The Saturn is the most unique-looking small car of the lot. It's also one of the hottest small cars on the market. From a stop, the SL1 offers excellent throttle res
ponse and is very peppy. The engine runs smoothly and quietly, unlike earlier models. The Saturn's strong point is this: It feels very solid and safe. Its big dash is reassuring - you feel as if the car could take a hard hit without driver or
passengers being injured. The SL1 also has what may be the smoothest shifting automatic transmission you'll find in a small car. The car is very agile and easy to steer. The SL1 handles well at moderate speeds; when pushed hard around a corner,
the SL1's tires squeal rather loudly. The brakes are strong. Up front, the sporty bucket seats do a fine job of providing good lower back support. Visibility is OK - once you get used to looking over the big dash. On the negative side, the dash is
a melange of pieces and parts that have a cobbled together look. Unlike all the other cars, the Saturn is American-built. And there's something appealing about that. Toyota Corolla I can't say enough about the Corol
la. This was far and away the best small car of the bunch, and, I think, the finest small car on the market. When you rev the engine, you hear the race-bred sound of quality. When you drive aggressively, the Corolla takes it all in stride. There's
not much protest from the tires, and the brakes grab with a hearty reassurance. The steering is responsive, and it gives the Corolla a feeling of athletic agility. Inside, the Corolla is somewhat plain-looking, but very user friendly. The
cloth-covered seats, which are firm but comfortable, hold the driver in place well, and there's plenty of room for rear passengers. If the Corolla has a fault, it's styling. There's nothing wrong or out of place, it's just a little dull and

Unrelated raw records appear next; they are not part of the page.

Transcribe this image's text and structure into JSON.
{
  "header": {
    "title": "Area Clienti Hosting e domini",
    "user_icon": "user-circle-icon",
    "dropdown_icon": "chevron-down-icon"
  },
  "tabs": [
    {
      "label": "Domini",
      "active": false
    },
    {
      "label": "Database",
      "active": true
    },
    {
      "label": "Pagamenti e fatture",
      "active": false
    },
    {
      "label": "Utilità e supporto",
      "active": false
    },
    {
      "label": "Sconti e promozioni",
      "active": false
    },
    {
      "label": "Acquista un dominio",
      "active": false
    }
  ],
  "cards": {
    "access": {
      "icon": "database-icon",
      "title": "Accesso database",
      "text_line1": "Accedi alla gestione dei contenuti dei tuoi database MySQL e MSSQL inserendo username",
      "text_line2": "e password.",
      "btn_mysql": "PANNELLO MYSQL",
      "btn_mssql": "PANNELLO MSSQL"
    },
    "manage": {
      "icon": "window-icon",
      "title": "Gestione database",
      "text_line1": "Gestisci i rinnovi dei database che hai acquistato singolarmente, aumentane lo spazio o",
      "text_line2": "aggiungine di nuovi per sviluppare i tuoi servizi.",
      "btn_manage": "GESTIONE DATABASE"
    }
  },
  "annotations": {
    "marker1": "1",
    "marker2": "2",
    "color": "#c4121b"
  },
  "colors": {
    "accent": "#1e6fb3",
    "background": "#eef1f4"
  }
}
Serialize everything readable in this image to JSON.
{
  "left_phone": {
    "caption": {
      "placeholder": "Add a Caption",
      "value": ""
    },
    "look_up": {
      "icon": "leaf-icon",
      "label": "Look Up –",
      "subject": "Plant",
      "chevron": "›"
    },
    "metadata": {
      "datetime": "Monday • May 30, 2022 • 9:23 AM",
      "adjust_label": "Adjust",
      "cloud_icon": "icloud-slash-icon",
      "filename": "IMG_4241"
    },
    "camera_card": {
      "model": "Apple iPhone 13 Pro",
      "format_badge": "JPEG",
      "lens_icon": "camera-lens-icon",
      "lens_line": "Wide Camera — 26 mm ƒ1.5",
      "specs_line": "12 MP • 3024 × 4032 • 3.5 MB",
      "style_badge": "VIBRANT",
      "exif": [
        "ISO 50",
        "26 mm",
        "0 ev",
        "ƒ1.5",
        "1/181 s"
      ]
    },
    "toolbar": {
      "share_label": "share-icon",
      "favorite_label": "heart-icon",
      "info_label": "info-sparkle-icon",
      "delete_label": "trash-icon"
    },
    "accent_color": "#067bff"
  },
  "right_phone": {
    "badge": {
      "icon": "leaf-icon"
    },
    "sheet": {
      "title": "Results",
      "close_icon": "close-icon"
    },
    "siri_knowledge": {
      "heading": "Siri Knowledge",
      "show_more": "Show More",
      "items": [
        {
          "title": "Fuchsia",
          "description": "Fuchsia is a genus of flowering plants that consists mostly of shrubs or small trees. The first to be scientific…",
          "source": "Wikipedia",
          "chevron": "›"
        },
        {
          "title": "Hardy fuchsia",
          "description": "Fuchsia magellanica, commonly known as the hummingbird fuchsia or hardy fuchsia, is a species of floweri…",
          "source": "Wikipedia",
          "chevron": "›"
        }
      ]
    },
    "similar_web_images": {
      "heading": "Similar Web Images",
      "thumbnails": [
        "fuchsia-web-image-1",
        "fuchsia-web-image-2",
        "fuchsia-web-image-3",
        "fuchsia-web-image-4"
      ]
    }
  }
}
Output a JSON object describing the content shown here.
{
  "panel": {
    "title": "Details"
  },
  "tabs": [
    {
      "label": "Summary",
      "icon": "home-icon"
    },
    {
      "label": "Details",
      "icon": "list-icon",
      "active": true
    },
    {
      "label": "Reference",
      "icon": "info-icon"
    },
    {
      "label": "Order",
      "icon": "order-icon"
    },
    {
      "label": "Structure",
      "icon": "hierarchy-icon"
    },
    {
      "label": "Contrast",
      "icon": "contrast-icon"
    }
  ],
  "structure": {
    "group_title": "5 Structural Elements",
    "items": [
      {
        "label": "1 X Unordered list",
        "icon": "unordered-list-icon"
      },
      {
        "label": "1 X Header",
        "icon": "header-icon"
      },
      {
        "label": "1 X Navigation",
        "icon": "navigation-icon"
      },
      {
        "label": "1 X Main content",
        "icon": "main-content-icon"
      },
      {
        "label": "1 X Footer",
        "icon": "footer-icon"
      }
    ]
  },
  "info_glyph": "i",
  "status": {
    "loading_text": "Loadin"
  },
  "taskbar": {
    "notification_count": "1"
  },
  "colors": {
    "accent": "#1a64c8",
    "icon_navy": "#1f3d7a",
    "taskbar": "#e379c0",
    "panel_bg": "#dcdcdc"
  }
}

conservative. The Corolla is quiet and unusually tight and competent. Sometimes when you test a car, you feel right away that it's a perfect fit. That's the feeling you get when you drive the Corolla.